Spring-fed stream benthic macroinvertebrate communities as early biological indicators of groundwater tipping points.
SIWI World Water Week (2010)
  • Rosemary A. Burk, University of North Texas
  • Jan Kallberg, University of Texas at Dallas
  • James H. Kennedy, University of North Texas
Abstract
In 2007, a 20-county area encompassing the Dallas-Fort Worth Metroplex was designated by the State as a Priority Groundwater Management Area (PGMA) in need of implementing strategies for groundwater conservation. The newly created PGMA’s population is expected to increase from 5.5 million in 2000 to 9.5 million by 2030 with projected water needs rising from 1,677 million m3 in 2000 to 3,034 million m3 by 2030 according to a study by Texas Commission on Environmental Quality (TCEQ). The Trinity Aquifer supplied 73% of the area’s groundwater in 2000, with the aquifer outcrop zone being highly susceptible to anthropogenic sources of contamination. Parker County is within the Upper Trinity Groundwater Conservation District (UTGCD) and is largely a rural area with many residents dependent upon private shallow, groundwater wells. Groundwater resources are under escalating pressure from urbanization, natural gas drilling, and predicted intensifying of droughts due to global climate change.l
Keywords
  • water scarcity,
  • texas,
  • south west,
  • urban sprawl,
  • drought
Publication Date
Summer August 29, 2010
Citation Information
Rosemary A. Burk, Jan Kallberg and James H. Kennedy. "Spring-fed stream benthic macroinvertebrate communities as early biological indicators of groundwater tipping points." SIWI World Water Week (2010)

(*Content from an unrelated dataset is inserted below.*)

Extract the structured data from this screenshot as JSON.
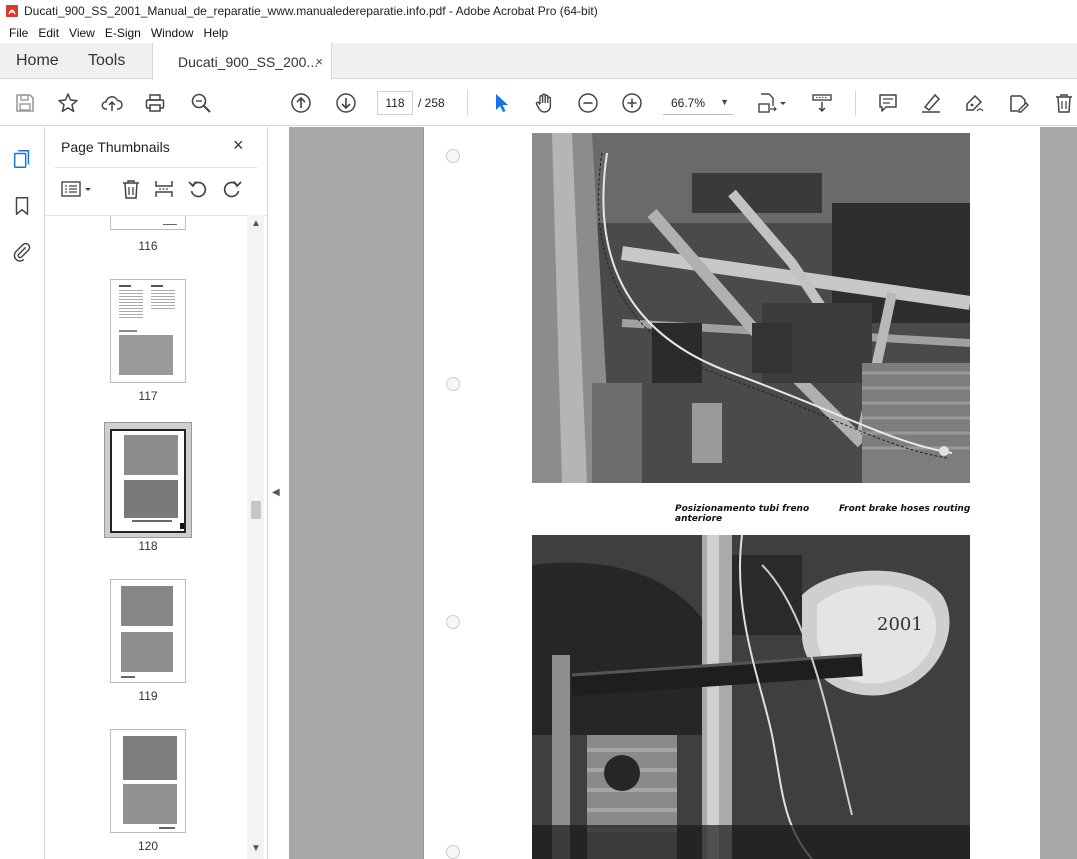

Available at: http://works.bepress.com/rosemary_burk/3/